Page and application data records
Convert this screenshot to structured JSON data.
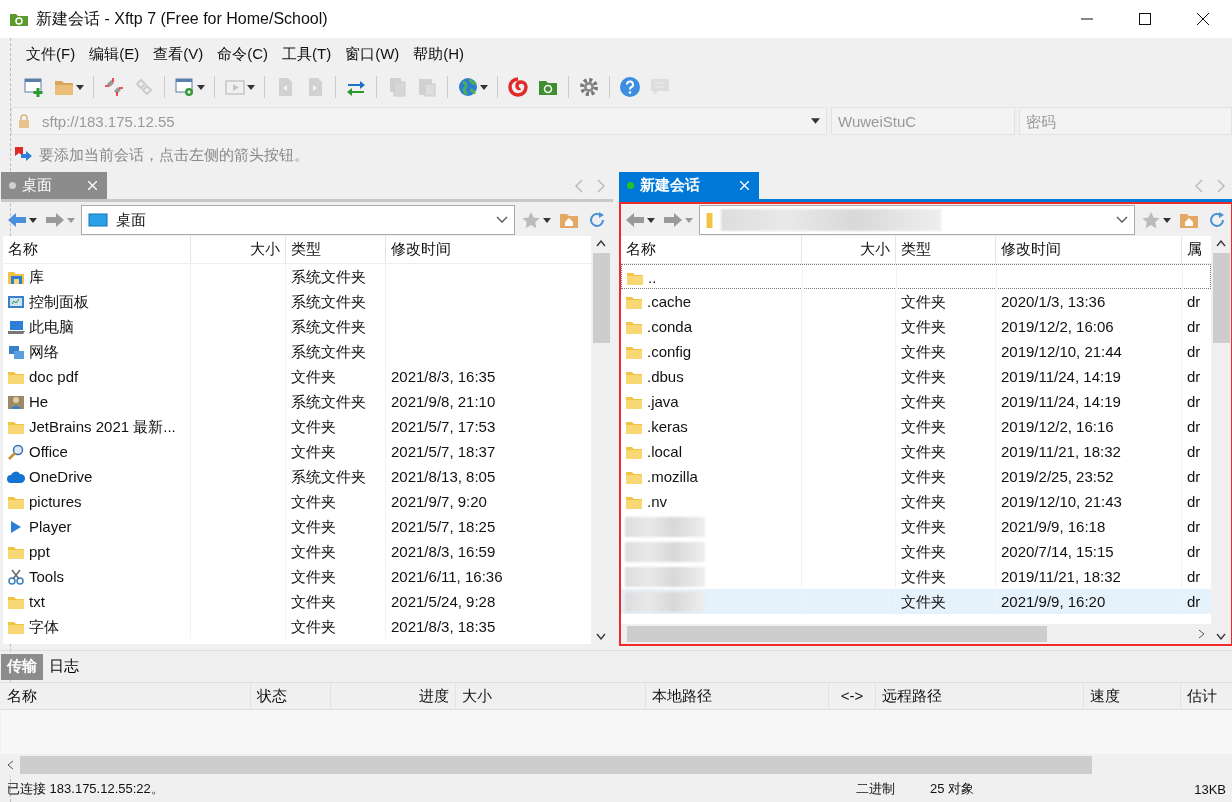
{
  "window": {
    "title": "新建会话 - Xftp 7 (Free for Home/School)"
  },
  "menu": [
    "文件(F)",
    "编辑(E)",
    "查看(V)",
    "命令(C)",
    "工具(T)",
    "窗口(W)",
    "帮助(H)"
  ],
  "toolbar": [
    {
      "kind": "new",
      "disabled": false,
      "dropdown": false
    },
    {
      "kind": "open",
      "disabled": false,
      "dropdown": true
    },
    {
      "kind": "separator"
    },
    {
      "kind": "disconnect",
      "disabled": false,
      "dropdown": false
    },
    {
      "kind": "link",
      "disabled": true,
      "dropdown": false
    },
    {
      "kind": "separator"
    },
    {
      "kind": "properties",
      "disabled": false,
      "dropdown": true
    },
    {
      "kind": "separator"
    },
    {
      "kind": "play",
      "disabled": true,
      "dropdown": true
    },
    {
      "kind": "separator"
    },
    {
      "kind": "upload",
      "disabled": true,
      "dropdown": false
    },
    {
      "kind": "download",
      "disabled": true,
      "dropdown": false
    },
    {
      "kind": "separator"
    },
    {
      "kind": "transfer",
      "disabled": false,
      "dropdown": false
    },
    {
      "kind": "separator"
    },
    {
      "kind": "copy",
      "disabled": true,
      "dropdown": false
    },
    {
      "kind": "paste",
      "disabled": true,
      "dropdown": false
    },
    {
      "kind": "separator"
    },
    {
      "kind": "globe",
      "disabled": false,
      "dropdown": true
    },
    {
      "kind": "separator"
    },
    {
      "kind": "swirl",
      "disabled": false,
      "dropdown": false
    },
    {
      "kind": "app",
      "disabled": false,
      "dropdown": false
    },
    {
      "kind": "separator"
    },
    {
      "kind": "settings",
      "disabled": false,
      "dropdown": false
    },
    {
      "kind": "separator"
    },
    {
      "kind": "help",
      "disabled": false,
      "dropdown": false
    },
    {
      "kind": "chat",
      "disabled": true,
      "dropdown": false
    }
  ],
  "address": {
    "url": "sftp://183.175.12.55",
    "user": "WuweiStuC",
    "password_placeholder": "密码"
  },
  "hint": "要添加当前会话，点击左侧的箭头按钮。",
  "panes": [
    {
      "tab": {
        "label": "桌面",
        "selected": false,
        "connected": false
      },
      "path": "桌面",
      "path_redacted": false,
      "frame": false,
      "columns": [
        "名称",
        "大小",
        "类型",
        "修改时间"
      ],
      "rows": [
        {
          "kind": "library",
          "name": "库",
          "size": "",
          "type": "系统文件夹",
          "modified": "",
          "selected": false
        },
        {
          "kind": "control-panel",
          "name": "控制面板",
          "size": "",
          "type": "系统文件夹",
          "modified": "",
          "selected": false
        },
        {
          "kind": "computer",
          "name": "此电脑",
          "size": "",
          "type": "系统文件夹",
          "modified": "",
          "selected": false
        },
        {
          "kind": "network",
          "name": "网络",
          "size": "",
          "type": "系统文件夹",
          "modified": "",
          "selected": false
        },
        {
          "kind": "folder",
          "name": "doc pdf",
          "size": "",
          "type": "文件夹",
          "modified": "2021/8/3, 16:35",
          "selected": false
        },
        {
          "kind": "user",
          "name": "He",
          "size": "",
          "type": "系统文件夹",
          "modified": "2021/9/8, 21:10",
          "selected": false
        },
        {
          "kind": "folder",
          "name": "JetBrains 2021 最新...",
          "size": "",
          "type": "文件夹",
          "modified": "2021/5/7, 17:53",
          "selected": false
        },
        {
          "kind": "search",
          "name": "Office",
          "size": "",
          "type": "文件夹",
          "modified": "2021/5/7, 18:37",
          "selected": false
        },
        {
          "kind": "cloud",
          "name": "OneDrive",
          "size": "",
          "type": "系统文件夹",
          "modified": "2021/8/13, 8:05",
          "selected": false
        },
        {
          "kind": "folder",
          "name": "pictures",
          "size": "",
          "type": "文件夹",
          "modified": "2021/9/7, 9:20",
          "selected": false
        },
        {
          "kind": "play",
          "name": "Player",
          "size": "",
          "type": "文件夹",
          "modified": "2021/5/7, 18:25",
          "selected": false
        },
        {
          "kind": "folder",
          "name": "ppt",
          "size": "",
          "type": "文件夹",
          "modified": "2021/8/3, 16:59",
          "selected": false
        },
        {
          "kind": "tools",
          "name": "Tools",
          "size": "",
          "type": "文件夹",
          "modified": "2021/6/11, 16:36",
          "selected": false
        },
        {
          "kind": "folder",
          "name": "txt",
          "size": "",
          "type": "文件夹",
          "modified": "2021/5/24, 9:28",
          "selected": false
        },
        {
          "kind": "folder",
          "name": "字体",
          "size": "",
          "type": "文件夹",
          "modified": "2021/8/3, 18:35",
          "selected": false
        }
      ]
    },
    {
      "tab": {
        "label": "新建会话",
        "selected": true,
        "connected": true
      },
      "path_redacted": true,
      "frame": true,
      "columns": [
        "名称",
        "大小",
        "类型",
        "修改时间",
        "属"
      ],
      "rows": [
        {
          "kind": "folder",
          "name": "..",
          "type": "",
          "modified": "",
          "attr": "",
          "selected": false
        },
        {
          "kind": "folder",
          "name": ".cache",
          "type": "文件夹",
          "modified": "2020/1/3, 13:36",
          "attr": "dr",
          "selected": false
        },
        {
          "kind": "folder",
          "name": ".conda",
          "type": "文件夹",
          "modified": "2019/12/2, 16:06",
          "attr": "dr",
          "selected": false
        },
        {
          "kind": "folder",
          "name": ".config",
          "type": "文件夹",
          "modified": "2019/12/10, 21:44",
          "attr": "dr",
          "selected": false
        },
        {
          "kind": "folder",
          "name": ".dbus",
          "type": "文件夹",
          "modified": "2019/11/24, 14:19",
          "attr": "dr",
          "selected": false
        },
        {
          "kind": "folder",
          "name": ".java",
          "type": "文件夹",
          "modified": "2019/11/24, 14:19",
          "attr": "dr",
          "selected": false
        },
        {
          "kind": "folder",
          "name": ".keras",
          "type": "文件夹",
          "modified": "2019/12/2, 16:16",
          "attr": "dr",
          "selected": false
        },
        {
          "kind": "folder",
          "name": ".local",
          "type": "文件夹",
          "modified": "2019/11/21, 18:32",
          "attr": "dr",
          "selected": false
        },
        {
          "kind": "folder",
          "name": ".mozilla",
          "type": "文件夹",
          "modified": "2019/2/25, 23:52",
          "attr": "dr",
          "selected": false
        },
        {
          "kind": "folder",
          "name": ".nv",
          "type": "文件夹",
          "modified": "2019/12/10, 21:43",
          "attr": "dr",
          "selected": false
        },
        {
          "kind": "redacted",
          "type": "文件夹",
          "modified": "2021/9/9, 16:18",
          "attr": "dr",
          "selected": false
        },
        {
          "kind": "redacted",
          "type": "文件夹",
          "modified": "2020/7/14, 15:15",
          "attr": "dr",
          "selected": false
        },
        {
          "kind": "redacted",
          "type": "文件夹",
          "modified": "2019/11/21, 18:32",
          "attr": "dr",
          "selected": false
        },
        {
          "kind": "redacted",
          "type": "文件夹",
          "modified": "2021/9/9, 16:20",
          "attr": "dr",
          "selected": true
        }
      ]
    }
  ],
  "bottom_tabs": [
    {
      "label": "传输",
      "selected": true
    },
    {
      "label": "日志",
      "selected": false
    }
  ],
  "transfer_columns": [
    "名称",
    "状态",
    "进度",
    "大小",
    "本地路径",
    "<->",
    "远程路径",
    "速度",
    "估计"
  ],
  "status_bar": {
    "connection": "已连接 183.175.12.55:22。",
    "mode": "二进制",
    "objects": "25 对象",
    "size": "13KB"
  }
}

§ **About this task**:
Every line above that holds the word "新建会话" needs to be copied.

§ **Solution to this exercise**:
    "title": "新建会话 - Xftp 7 (Free for Home/School)"
        "label": "新建会话",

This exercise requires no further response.